Community managers have a tough job. They deal with lots of different stakeholders trying to find that elusive “middle ground”. They incessantly cheer on community activities and push adoption of collaboration best practices; but when it comes to validating their position through tangible and quantifiable metrics it can sometimes seem daunting. Is the best measure user participation? How about community size? Each of these seem like great things, and they are, but typically organizations don’t have a lot of tolerance for soft measures that don’t directly impact the “bottom-line”.
Building a Better Mousetrap
“Build a better mousetrap and the world will beat a path to your door.”
–Ralph Waldo Emerson
Is there any more familiar quotation related to innovation? I doubt it. However, “build a better mousetrap” was actually a misquotation. What Emerson really said was…
Communities are NOT Teams
I recently stumbled across a great post called Communities Manifesto: 10 Principles for Successful
Communities by Stan Garfield that I highly recommend. In his post Mr. Garfield lays out 10 principals that define community and also has suggestions for helping them grow and mature.
Along For The Ride
The amount of control a community has over process and direction within a project has recently come up in a situation I’ve been involved with and I think it’s a great topic for a post since it strikes at the heart of many company’s trials and tribulations in creating vibrant communities. The real question in these situations is not one of control but of trust. Can you just be along for the ride and let someone else influence your project even if you don’t agree with everything they do?

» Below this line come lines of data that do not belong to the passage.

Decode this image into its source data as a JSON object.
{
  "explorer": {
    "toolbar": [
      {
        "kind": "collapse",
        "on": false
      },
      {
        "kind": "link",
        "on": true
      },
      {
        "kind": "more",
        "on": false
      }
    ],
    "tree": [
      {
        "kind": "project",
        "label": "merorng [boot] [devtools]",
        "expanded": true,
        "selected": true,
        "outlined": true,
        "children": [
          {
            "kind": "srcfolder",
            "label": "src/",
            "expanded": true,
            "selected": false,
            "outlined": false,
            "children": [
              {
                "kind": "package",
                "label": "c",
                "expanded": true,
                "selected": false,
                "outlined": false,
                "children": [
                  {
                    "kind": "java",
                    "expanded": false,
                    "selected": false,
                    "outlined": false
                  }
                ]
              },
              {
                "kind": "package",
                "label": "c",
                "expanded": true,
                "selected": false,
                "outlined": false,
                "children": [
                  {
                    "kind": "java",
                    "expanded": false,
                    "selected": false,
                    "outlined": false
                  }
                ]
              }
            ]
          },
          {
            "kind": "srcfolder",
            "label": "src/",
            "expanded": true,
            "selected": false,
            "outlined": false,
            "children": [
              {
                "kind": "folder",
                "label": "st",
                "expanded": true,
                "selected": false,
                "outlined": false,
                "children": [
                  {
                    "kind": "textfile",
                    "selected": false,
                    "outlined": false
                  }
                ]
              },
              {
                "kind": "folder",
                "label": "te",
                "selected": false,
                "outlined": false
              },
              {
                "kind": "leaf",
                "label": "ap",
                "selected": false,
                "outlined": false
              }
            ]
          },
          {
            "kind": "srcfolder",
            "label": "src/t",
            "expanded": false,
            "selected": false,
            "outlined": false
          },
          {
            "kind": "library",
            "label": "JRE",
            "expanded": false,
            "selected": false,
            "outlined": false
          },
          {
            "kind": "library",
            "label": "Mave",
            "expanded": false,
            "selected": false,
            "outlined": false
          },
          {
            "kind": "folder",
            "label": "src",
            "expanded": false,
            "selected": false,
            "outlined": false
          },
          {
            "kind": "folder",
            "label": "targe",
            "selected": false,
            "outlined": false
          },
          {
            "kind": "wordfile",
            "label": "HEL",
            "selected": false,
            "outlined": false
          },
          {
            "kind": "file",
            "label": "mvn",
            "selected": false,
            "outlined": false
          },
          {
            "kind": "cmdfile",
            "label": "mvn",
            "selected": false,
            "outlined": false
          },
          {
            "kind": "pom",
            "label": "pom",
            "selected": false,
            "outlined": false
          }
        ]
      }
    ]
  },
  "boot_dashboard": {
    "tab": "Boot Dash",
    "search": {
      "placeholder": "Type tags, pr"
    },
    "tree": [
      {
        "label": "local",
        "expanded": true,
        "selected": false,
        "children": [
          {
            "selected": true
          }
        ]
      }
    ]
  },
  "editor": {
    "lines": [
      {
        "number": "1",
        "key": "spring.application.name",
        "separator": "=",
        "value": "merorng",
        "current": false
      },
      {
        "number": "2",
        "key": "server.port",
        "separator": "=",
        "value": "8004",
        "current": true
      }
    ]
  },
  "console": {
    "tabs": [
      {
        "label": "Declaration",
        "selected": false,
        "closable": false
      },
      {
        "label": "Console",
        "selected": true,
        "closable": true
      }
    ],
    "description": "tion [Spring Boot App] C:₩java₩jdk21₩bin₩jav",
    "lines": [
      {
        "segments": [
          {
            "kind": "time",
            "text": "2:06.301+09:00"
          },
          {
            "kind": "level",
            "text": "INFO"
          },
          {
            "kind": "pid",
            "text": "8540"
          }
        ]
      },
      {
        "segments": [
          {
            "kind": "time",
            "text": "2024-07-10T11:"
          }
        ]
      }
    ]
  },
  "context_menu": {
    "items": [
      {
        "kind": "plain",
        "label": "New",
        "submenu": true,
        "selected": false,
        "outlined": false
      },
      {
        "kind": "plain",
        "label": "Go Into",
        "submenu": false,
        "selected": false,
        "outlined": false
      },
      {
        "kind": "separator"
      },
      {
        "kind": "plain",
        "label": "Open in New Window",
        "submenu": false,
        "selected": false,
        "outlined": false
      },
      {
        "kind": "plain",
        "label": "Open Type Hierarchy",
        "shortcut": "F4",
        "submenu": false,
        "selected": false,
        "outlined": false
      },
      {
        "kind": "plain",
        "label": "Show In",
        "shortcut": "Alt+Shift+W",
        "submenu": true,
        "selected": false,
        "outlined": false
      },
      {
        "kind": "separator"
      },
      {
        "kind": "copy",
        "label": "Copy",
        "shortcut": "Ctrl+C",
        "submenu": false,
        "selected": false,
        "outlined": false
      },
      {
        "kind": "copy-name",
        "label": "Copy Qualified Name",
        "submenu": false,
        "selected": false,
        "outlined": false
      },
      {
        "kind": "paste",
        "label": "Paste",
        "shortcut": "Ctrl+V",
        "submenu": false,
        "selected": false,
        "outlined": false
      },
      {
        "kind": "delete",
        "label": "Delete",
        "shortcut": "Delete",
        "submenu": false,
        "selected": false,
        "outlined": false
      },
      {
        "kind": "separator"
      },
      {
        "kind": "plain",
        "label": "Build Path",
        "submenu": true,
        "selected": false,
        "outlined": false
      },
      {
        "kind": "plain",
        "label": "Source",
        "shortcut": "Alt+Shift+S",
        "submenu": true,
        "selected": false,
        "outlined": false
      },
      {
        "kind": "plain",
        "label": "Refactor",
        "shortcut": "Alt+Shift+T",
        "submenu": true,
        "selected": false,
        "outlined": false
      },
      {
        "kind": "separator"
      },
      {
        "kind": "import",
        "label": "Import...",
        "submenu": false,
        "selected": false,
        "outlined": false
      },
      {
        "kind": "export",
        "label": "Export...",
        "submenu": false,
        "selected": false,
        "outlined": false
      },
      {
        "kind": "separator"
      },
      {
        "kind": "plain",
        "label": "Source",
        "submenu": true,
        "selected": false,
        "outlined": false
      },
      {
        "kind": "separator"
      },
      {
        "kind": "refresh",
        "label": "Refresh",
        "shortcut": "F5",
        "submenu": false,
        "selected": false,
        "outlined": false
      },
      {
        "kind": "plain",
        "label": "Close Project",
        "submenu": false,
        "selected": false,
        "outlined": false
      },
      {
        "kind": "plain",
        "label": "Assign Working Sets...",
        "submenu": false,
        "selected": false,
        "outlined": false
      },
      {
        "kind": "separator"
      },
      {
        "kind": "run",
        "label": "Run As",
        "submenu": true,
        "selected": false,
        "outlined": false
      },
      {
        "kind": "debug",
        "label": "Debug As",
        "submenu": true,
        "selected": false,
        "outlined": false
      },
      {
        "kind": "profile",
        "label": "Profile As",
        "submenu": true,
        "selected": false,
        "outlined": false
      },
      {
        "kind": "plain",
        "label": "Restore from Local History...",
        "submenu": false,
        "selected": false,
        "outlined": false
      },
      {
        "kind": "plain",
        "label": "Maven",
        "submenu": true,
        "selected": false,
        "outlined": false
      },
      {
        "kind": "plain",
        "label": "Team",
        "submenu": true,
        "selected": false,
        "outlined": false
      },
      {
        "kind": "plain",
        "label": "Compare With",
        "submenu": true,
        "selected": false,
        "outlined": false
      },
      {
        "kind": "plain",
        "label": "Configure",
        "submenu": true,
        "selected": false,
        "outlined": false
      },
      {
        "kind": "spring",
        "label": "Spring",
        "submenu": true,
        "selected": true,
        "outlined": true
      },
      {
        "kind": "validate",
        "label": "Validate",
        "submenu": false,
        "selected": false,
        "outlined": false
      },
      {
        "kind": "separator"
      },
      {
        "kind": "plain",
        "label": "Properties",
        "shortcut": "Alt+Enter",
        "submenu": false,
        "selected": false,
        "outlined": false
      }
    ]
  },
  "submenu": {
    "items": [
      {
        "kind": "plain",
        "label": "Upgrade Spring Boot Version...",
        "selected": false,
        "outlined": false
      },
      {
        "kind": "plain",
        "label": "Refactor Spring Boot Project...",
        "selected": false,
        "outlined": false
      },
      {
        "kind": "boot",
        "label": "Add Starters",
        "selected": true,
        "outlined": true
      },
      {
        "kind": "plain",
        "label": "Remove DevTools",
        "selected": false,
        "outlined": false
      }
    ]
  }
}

Why Trust Matters
Abraham Lincoln may have understood trust and community better than anyone in our nation’s history. He knew that maintaining trust meant having the people’s confidence… and with confidence you can lead. I can’t imagine having to make the kind of decisions that he did, but I can imagine how important maintaining the people’s trust must have been through that period in history. Every leader must have their community’s trust to be effective.
Addendum to Brook's Law
I just read Joel Spolsky’s blog entitled A Little Less Conversation which discusses communication overload. After reading that post I began to consider my own personal experience in meetings over the last dozen or so years and decided to add an addendum to the communication node problem that was so eloquently detailed in the Mythical Man Month by Brooks.
The Art of Listening
My how things have changed! Just a few years ago companies and organizations could buy multi-million dollar television ads and make a mediocre product successful. People trusted companies to produce great products and would rush out to buy the latest and greatest gizmo because they knew it was going to work as promised. Unfortunately, most companies violated that trust by producing crappy products or products that didn’t solve user needs. Fortunately for us this is changing thanks to inventive companies that are taking advantage of social media and it’s ability to let them talk directly to the customer.